Apple demonstrated the new version of its popular operating system, Mac OS X, at its World Wide Developers Conference, 8 June. Dubbed Snow Leopard, the new operating system is an iterative update. The operating system’s design is quite similar to that of current versions of the software. Ironically, Snow Leopard will only work with Intel-based Macs. Because of that, all legacy Macs containing Power PC chips will not be able to run Snow Leopard.
During the keynote presentation, as Apple was introducing its new operating system, Bertrand Serlet, Apple’s senior vice president of software, took the stage. He immediately fired a shot at Microsoft. Instead of ignoring Windows 7 and focusing the audience’s attention on Mac OS X, Serlet said; “Windows 7 is just another version of Vista.”
It’s a tough comment from a company that is far behind Microsoft in the operating system market. But it’s also an indicative comment. Apple is firmly focused on beating Microsoft in the operating system space. It wants the world to know that Snow Leopard is ready to take on Windows 7. And most importantly, it wants the world to know that it can compete on any level with Microsoft’s latest OS.
But is that really true? Apple’s Snow Leopard might be just fine for consumers, but to say it will be ideal for business is a different story. In that area, it’s Windows 7 that wins out.
Mac OS X Snow Leopard does have a variety of new features. Finder has been reworked. It now finds and previews documents more quickly than it did in previous versions of the tool. And its search tool makes it easier to perform a customised search to find files.

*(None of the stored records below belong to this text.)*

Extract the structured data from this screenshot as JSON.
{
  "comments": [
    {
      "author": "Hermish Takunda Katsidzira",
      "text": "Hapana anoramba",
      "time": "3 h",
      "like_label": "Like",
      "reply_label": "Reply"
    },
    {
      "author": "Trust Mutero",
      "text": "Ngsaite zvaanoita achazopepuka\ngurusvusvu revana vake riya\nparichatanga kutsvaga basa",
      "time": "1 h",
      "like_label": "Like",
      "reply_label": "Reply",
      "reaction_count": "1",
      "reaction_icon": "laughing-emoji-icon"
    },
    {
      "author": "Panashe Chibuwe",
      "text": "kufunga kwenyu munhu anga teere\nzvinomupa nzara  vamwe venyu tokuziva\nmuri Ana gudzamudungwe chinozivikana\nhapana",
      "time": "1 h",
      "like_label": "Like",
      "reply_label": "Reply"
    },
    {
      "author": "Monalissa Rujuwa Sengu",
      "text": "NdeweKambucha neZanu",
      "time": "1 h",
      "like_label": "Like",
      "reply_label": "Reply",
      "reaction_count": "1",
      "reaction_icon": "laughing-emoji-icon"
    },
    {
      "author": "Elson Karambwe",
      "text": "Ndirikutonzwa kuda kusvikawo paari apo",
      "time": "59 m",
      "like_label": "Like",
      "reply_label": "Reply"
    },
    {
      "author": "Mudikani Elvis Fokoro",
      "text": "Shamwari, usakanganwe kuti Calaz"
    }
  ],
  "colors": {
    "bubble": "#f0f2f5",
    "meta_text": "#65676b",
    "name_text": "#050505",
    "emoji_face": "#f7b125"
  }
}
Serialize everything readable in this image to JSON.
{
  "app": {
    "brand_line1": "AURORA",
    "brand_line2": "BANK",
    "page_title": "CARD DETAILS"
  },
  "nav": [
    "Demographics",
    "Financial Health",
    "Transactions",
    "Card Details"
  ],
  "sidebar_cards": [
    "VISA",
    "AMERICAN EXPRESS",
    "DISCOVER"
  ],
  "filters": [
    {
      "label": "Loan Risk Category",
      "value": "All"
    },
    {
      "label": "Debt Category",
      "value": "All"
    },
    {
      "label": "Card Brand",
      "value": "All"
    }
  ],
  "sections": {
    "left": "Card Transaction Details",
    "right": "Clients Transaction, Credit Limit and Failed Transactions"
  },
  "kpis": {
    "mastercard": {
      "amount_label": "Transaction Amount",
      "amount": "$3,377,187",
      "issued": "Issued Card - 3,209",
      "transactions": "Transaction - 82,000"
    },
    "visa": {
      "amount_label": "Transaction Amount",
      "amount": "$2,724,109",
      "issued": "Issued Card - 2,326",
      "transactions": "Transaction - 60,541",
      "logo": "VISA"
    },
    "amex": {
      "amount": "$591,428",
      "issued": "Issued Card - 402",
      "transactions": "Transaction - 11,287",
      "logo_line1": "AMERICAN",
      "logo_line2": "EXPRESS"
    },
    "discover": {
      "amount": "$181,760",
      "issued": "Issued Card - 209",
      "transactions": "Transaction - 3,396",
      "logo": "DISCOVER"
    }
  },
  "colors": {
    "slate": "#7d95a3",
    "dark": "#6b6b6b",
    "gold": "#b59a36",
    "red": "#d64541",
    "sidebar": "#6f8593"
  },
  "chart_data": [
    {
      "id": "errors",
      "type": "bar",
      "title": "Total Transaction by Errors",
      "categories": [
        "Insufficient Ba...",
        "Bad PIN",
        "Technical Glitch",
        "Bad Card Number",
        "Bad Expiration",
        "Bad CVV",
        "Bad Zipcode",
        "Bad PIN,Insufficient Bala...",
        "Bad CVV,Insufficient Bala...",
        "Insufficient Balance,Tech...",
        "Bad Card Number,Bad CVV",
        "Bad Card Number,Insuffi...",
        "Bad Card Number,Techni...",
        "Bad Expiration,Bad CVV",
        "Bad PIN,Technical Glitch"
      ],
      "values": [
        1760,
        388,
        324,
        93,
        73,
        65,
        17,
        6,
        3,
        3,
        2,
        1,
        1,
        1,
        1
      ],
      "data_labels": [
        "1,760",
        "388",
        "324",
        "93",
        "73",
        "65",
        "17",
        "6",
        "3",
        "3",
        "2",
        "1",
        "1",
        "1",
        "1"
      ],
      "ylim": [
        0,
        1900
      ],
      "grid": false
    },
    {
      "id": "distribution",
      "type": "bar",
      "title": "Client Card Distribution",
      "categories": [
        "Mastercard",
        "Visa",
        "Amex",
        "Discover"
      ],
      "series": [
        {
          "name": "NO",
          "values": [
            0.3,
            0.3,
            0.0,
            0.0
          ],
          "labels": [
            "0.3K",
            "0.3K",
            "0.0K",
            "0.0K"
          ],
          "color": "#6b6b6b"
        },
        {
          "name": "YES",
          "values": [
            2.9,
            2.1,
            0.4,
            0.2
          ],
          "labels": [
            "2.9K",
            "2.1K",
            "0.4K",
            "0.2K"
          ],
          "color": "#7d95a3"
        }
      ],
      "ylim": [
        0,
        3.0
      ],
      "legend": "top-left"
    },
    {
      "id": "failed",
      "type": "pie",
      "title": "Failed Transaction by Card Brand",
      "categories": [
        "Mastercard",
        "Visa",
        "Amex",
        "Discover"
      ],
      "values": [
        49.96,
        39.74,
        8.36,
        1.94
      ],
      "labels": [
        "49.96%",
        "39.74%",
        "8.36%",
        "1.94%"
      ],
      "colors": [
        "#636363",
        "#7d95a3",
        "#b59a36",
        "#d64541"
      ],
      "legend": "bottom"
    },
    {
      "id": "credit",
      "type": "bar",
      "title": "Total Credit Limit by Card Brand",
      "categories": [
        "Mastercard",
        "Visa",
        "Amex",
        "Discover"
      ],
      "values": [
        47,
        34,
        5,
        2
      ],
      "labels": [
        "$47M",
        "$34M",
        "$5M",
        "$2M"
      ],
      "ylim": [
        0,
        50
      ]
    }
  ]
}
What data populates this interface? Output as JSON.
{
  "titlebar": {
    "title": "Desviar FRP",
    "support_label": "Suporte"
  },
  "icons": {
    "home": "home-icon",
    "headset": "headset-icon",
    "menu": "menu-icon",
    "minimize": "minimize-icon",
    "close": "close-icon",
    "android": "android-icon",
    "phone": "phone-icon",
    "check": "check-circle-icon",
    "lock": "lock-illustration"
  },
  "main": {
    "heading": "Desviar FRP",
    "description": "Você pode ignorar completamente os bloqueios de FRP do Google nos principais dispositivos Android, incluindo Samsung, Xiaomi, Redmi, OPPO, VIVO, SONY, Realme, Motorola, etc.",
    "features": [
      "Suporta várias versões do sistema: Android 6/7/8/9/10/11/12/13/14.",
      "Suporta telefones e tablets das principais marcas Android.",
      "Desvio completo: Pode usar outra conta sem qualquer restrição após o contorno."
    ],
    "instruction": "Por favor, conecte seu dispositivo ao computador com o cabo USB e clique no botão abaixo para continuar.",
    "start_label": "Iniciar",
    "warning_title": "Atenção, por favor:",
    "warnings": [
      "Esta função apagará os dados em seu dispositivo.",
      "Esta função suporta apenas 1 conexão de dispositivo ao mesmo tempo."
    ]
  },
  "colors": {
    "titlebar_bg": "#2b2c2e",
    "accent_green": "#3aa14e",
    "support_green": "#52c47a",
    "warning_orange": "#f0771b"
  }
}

Windows 7 has a similar feature. Although it wasn’t reworked as much, finding files in the OS is made simple with the operating system’s search and menu system that’s quite similar to Windows Vista. It makes finding files quite easy.
A major update to Mac OS X is the use of Exposé in the Dock. According to Apple, users will be able to add icons to the Dock and view all the active instances of that application currently running. It will show full previews just like it does in the current version of Exposé.
However, Windows 7 may just have the edge. Microsoft’s latest OS has a reworked task-bar, similar to the Dock, which lets users view all the open instances of an application. They can sift through them one by one and then pick the window they want to open in full size. It’s quite similar to Snow Leopard’s preview function, and it’s so good that I don’t see how Apple’s can be any better than Microsoft’s.
Apple has finally built Exchange support into its operating system. According to the company, support will be available in Mail, Calendar and Address Book. Users can also search for Exchange messages using Mac OS X’s Spotlight search.
Microsoft has supported Exchange in its operating systems since the beginning. That doesn’t necessarily mean that Windows’ implementation of Exchange support will be better, but considering Microsoft has been at it much longer, you can bet it’ll work quite well in Windows 7. Apple’s decision to add Exchange support has taken a while to get here, but it doesn’t necessarily provide unique value to businesses.